  3. memyselfandkids.com
    March 7, 2016 at 8:31 pm (2 years ago)

    The first half of this post was funny. I enjoy your sense of humor.
    Things always seem hard from a distance. As we move forward and the changes happen slowly gradually, they become less daunting and part of our everyday.

  4. Jessie Clemence
    March 7, 2016 at 9:44 pm (2 years ago)

    Thanks, Larry! Now that the kids are older I look back and realize how far we’ve come, and I assume this will happen even more as the years pass. But today made me wonder if we’ll ever get past the math!

  5. Jessie Clemence
    March 7, 2016 at 9:44 pm (2 years ago)

    Because their parents gave up trying to teach them math on a Monday afternoon, probably. 🙂

  6. Jessie Clemence
    March 7, 2016 at 9:46 pm (2 years ago)

    Whew! The last child. What are you and Marilyn going to do when you don’t have homework/smelly shoes/soccer practice for the first time in three decades? Come to America for a vacation!

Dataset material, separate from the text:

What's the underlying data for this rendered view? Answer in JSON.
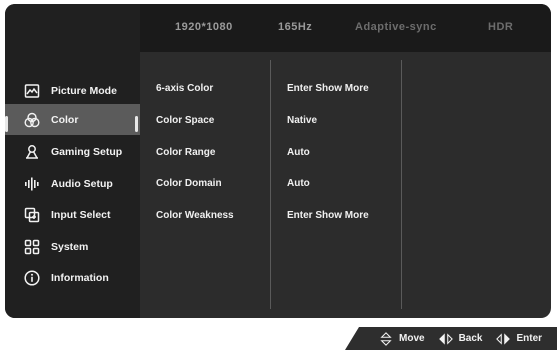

  7. David
    March 8, 2016 at 4:04 am (2 years ago)

    Two and a bit years and counting Jessie. Assuming he passes his GCSE exams he then has to do ‘A’ levels at Sixth Form College. Kids have to stay on in education by law in the UK now until they are 18 years old. It was 15 in my day!

    We are desperate to return to the US! Marilyn has a big birthday this year and she loves the Florida Keys. But … there is money to be spent on the house, we changed the car before Christmas so have the repayments on that, and somehow in two years time have to clear the last bit of the mortgage!

    I see another anomaly – you say legos we say lego, you say math while we say maths. Funny old world.

  8. Jessie Clemence
    March 8, 2016 at 8:15 pm (2 years ago)

    And let’s not forget the sports/sport issue. 🙂
    When you get that mortgage paid off, we should celebrate and meet somewhere fun. The Keys in February sounds about perfect!

  9. David
    March 9, 2016 at 1:18 pm (2 years ago)

    I don’t even want to talk about the shoes or the muddy rugby boots!

    The Keys meet up sounds like a good idea. We have been three times but not since 2009 (economic downturn and all that). We stayed at http://azulkeylargo.com (which is child free) and only has six apartments. It mostly gets good reviews. We have never had a bad visit and the owner grew up in the UK so understands that we need a kettle to make tea, as tea with a coffee machine is simply not British!

  10. Jessie Clemence
    March 9, 2016 at 4:08 pm (2 years ago)

    Well, if you’re going to fly all that way, it seems the least we could do is provide you a decent tea kettle. 🙂

  11. Kristen E
    March 17, 2016 at 5:42 pm (2 years ago)

    Sorry, I am little behind on my “Jessie’s blog” reading. . .
    Feel free to call on the former math teacher who lives down the road. I will bring my son, and you can encourage him to read for his full 20 minutes and I can play with math! I get sick of the question, “Is my 20 minutes done yet?”. Thankfully, we don’t have too much other homework drama.
    Thank you for all of your resources. I have the ebook about stress saved on my computer at work. Now that I have a less stressful job, I fear I won’t be cruising through that book as fast as I would have previously. 😜

  12. Jessie Clemence
    March 19, 2016 at 2:54 pm (2 years ago)

    That’s good, though. I’m glad the stress is off and you can relax like a normal person.

    I might have to take you up on the math offer one of these days. It’s pretty awful and I can’t help Audrey at all anymore. Luckily she’s still holding her own.